Task goal >>
From the first line to the last, output the material exactly.

*** Begin section ***

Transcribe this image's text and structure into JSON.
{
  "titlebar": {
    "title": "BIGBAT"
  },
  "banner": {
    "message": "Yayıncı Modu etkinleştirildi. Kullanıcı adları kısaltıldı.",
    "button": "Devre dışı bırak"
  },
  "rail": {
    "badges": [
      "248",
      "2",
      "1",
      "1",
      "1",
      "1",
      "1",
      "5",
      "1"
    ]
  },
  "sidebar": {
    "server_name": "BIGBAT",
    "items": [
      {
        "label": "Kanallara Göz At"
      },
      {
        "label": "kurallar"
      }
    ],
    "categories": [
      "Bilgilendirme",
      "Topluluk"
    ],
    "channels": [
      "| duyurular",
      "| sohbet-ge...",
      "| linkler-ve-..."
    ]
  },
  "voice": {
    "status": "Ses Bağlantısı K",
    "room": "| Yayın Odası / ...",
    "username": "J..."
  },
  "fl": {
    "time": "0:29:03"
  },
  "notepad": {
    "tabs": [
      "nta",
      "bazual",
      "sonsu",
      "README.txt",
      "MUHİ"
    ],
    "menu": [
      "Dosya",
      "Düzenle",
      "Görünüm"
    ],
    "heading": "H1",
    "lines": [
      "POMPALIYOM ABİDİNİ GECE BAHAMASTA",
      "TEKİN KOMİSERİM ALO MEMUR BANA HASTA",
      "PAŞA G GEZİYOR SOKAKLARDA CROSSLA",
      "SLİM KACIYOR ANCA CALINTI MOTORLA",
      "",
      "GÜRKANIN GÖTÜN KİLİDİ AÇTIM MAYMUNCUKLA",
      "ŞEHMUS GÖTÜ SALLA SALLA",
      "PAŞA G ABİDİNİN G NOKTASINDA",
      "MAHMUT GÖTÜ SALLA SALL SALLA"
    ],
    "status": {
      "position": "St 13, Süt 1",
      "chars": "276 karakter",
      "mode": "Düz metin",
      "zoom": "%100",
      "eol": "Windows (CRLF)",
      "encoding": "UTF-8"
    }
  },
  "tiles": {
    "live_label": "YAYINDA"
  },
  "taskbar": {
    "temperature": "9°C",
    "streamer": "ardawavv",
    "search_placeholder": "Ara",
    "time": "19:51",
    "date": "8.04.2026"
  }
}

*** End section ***

Solution to the exercise >>
Transcribe this image's text and structure into JSON.
{
  "titlebar": {
    "title": "BIGBAT"
  },
  "banner": {
    "message": "Yayıncı Modu etkinleştirildi. Kullanıcı adları kısaltıldı.",
    "button": "Devre dışı bırak"
  },
  "rail": {
    "badges": [
      "248",
      "2",
      "1",
      "1",
      "1",
      "1",
      "1",
      "5",
      "1"
    ]
  },
  "sidebar": {
    "server_name": "BIGBAT",
    "items": [
      {
        "label": "Kanallara Göz At"
      },
      {
        "label": "kurallar"
      }
    ],
    "categories": [
      "Bilgilendirme",
      "Topluluk"
    ],
    "channels": [
      "| duyurular",
      "| sohbet-ge...",
      "| linkler-ve-..."
    ]
  },
  "voice": {
    "status": "Ses Bağlantısı K",
    "room": "| Yayın Odası / ...",
    "username": "J..."
  },
  "fl": {
    "time": "0:29:03"
  },
  "notepad": {
    "tabs": [
      "nta",
      "bazual",
      "sonsu",
      "README.txt",
      "MUHİ"
    ],
    "menu": [
      "Dosya",
      "Düzenle",
      "Görünüm"
    ],
    "heading": "H1",
    "lines": [
      "POMPALIYOM ABİDİNİ GECE BAHAMASTA",
      "TEKİN KOMİSERİM ALO MEMUR BANA HASTA",
      "PAŞA G GEZİYOR SOKAKLARDA CROSSLA",
      "SLİM KACIYOR ANCA CALINTI MOTORLA",
      "",
      "GÜRKANIN GÖTÜN KİLİDİ AÇTIM MAYMUNCUKLA",
      "ŞEHMUS GÖTÜ SALLA SALLA",
      "PAŞA G ABİDİNİN G NOKTASINDA",
      "MAHMUT GÖTÜ SALLA SALL SALLA"
    ],
    "status": {
      "position": "St 13, Süt 1",
      "chars": "276 karakter",
      "mode": "Düz metin",
      "zoom": "%100",
      "eol": "Windows (CRLF)",
      "encoding": "UTF-8"
    }
  },
  "tiles": {
    "live_label": "YAYINDA"
  },
  "taskbar": {
    "temperature": "9°C",
    "streamer": "ardawavv",
    "search_placeholder": "Ara",
    "time": "19:51",
    "date": "8.04.2026"
  }
}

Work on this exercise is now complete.